Sean Davies PhD Department of Pharmacology Vanderbilt Interview with: Sean Davies PhD Department of Pharmacology Vanderbilt University Medical Research: What are the main findings of the study? Dr. Davies: N-acyl phosphatidylethanolamine (NAPE) is a fat-like molecule normally produced by small intestine of mammals in response to eating high fat foods that helps signal a feeling of fullness to the brain.  This sensation of fullness is what normally helps us decide to stop eating, but in obese people it appears that not enough NAPE is produced so that not enough of that signal gets sent to the brain.  So we wanted to find a way to increase the amount of NAPE made in the intestinal tract, with the hope that this would help protect against obesity. Our approach was to engineer a probiotic bacteria that normally colonizes the gut of humans and other mammals so that it would make NAPE.  Our hope was that when this gut bacteria made the NAPE, it would be absorbed by the intestine and help supplement the NAPE already being made by the intestine so that a more complete sensation of fullness would be send to the brain. What we found was that our engineered bacteria made a significant amount of NAPE and that when fed to mice, the bacteria would colonize the gut like normal and that the intestinal cells could absorb this NAPE.  Most importantly, we found that mice that received this bacteria ate less of the high fat diet than mice that were not treated or that received bacteria that did not make NAPE. Because the mice ate less of the high fat diet, and also because they burned the fat they had more effectively, the mice receiving the bacteria producing NAPE had only 50% of  the body fat of the control mice.  While the control mice showed the early signs of developing diabetes, the mice that received the NAPE producing bacteria showed almost no signs of developing diabetes. So the presence of these NAPE producing bacteria protected the mice from the harmful effects of the high fat diet.
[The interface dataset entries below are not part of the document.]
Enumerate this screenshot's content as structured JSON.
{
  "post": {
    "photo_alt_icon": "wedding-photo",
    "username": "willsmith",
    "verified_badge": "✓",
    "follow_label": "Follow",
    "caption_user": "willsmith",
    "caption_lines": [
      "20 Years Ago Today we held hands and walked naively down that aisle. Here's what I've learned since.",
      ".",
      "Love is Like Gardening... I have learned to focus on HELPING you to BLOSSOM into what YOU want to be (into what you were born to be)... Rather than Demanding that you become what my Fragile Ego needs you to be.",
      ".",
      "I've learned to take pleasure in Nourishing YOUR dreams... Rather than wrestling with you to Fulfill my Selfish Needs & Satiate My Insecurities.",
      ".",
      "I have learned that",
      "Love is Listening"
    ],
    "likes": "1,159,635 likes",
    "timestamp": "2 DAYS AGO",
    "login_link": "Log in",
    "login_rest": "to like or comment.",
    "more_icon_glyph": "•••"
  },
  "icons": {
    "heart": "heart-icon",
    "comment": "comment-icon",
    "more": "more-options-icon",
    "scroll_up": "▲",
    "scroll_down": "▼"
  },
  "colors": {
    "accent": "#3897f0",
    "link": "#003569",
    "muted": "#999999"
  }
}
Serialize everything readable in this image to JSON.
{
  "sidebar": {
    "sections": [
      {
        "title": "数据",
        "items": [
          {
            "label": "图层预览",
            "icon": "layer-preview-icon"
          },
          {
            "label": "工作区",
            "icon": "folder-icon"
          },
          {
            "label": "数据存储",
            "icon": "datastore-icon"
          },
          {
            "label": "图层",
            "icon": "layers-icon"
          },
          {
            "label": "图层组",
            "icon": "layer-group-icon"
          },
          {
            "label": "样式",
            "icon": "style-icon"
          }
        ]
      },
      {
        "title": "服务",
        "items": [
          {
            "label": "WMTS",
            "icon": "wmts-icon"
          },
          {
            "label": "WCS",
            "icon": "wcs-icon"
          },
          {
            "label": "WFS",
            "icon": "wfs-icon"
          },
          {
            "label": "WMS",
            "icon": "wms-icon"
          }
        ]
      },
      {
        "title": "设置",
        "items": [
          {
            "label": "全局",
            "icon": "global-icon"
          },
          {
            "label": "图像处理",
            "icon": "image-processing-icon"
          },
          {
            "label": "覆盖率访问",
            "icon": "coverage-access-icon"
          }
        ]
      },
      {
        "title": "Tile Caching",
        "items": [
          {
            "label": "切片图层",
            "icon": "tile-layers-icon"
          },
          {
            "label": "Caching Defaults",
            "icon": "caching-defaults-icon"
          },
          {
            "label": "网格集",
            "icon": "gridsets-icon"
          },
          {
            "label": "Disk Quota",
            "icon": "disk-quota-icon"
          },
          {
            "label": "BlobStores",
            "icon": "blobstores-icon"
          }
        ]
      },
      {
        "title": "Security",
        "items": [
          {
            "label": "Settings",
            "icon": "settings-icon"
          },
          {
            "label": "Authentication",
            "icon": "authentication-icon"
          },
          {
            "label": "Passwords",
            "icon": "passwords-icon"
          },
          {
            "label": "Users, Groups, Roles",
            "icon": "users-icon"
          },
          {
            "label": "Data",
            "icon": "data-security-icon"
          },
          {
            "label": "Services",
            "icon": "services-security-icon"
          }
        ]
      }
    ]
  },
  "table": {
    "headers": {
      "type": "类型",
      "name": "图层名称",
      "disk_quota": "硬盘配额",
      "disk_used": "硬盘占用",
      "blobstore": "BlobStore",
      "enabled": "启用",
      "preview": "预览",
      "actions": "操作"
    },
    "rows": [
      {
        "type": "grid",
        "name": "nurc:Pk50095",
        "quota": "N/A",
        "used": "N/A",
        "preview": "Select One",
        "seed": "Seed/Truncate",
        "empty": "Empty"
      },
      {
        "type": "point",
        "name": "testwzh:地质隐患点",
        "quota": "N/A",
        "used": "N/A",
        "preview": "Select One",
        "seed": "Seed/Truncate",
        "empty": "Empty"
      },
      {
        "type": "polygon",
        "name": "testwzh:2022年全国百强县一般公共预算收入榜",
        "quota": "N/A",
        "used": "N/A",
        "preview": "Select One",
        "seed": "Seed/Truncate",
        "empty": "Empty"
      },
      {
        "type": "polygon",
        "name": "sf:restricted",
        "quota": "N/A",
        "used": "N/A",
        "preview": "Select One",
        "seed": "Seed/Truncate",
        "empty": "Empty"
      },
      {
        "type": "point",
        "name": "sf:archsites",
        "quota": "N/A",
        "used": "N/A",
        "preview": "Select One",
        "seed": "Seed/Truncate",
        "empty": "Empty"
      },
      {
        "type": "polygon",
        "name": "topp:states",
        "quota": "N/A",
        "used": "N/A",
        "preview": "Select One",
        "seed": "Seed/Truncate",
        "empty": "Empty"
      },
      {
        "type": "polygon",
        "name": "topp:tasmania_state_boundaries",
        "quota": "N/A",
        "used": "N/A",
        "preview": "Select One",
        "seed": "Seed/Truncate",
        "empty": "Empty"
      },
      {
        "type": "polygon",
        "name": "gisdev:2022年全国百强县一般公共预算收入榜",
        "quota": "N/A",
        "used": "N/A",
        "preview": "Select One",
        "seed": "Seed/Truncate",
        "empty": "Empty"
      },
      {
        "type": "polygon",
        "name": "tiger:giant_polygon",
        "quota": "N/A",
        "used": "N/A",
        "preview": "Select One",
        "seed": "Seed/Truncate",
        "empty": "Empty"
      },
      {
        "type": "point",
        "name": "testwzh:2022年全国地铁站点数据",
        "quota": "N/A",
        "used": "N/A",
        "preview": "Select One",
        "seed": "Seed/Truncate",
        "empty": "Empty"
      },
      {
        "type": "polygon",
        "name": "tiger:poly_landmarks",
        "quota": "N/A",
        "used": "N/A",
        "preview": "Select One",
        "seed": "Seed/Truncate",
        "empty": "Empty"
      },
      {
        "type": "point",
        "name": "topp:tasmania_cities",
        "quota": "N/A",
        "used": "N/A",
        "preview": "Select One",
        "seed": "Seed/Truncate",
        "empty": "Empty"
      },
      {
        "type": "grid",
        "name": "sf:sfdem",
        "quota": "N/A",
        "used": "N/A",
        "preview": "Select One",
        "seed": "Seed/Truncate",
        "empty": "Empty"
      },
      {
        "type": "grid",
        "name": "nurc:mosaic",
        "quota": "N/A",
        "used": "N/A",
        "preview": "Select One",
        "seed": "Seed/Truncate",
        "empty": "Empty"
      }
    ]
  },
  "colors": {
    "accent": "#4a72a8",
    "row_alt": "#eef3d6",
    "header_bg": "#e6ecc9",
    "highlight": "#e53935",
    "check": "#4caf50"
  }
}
Another key findings was that because the bacteria live in the GI tract and keep producing the NAPE for many weeks, we didn’t have to keep administering the bacteria to the mice to keep up the protective effect.  Even a month after we stopped giving the bacteria producing NAPE, the mice were still protected from the effects of the high fat diet.  Eventually after about six weeks, the bacteria died out and the mice started eating the same amount of food as the control mice, but even for at least another six weeks after this, they still weighed less than the control mice. (more…)